* TASK INSTRUCTIONS
Within the data below, determine how many lines contain "icon" and supply only that figure.

Dataset rows describing interfaces
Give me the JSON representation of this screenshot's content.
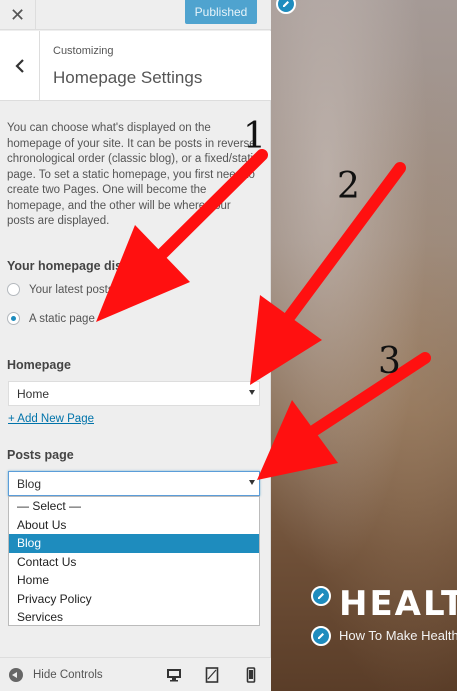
{
  "topbar": {
    "close_label": "✕",
    "publish_label": "Published"
  },
  "header": {
    "breadcrumb": "Customizing",
    "title": "Homepage Settings"
  },
  "description": "You can choose what's displayed on the homepage of your site. It can be posts in reverse chronological order (classic blog), or a fixed/static page. To set a static homepage, you first need to create two Pages. One will become the homepage, and the other will be where your posts are displayed.",
  "homepage_displays": {
    "label": "Your homepage displays",
    "options": [
      "Your latest posts",
      "A static page"
    ],
    "selected": "A static page"
  },
  "homepage": {
    "label": "Homepage",
    "value": "Home",
    "add_link": "+ Add New Page"
  },
  "posts_page": {
    "label": "Posts page",
    "value": "Blog",
    "options": [
      "— Select —",
      "About Us",
      "Blog",
      "Contact Us",
      "Home",
      "Privacy Policy",
      "Services"
    ],
    "highlighted": "Blog"
  },
  "footer": {
    "hide_controls_label": "Hide Controls",
    "devices": [
      "desktop-icon",
      "tablet-icon",
      "mobile-icon"
    ]
  },
  "preview": {
    "site_title": "HEALTH",
    "site_tagline": "How To Make Health"
  },
  "annotations": {
    "numbers": [
      "1",
      "2",
      "3"
    ],
    "arrow_color": "#ff1010"
  },
  "colors": {
    "accent": "#1e8cbe",
    "publish": "#4fa3cf",
    "link": "#0073aa"
  }
}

* EXERCISE SOLUTION
3